Extracted entries Block Start

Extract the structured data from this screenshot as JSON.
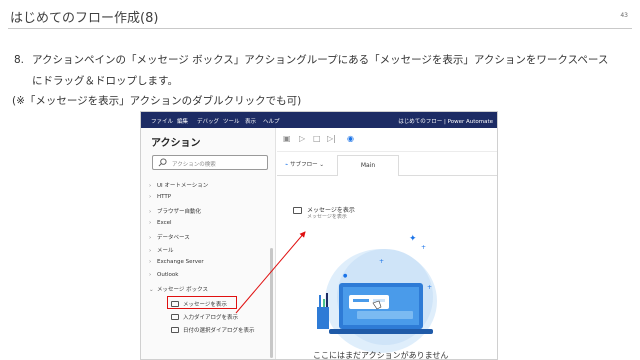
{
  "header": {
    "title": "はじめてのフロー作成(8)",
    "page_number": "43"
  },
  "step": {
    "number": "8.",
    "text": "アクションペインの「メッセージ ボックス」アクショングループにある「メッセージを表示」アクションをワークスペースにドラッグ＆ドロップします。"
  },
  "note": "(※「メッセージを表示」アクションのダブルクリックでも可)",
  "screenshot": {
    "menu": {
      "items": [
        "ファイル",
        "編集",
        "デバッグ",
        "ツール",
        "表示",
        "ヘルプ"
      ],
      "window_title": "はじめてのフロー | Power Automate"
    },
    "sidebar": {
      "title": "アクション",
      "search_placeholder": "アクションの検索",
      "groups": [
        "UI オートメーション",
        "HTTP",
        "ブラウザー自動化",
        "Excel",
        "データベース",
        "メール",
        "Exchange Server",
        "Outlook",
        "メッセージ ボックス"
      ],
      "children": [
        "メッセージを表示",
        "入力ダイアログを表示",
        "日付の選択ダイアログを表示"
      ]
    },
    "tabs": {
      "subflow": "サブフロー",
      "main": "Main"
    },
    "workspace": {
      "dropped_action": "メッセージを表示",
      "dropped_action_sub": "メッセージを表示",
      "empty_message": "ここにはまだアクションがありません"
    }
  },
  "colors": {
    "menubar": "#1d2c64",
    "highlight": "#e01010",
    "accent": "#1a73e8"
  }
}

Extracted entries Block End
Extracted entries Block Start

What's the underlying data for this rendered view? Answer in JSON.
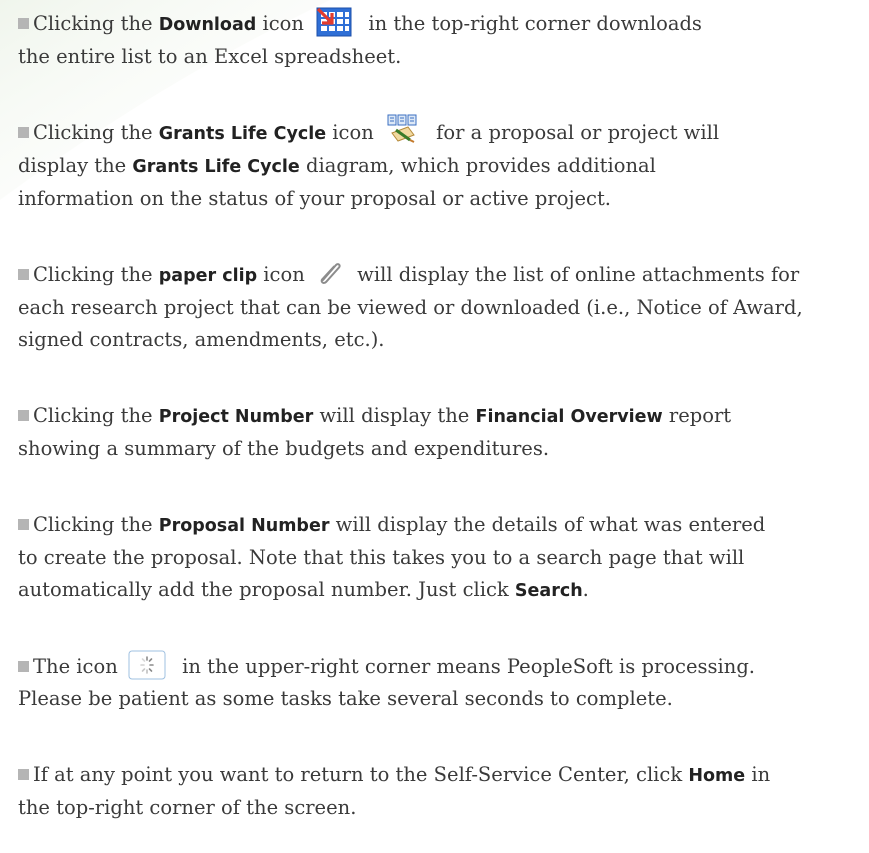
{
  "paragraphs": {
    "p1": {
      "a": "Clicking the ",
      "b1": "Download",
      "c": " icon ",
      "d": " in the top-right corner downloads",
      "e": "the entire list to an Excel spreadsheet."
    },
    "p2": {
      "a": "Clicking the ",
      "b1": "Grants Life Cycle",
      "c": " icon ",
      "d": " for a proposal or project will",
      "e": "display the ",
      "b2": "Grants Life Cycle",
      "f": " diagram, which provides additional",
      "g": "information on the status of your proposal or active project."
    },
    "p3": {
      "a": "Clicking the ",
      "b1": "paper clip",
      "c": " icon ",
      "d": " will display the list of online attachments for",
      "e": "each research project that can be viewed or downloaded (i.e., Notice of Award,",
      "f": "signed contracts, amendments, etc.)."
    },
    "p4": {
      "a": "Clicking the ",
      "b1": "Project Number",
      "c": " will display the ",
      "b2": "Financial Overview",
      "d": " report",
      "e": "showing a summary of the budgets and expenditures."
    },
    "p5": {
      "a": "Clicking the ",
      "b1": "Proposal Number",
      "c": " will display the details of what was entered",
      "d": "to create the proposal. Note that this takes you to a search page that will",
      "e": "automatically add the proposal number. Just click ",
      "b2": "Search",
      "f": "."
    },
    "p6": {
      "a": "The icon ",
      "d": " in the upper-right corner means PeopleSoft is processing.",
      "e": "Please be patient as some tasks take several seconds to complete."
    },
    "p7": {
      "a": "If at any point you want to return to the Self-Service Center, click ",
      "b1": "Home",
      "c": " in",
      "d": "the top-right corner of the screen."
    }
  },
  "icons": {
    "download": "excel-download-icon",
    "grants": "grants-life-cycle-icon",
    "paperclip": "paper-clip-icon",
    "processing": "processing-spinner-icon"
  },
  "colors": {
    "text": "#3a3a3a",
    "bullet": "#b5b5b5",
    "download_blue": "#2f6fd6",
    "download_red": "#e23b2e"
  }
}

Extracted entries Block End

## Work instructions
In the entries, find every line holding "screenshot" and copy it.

## Answer for the task
Extract the structured data from this screenshot as JSON.
  "screenshot": {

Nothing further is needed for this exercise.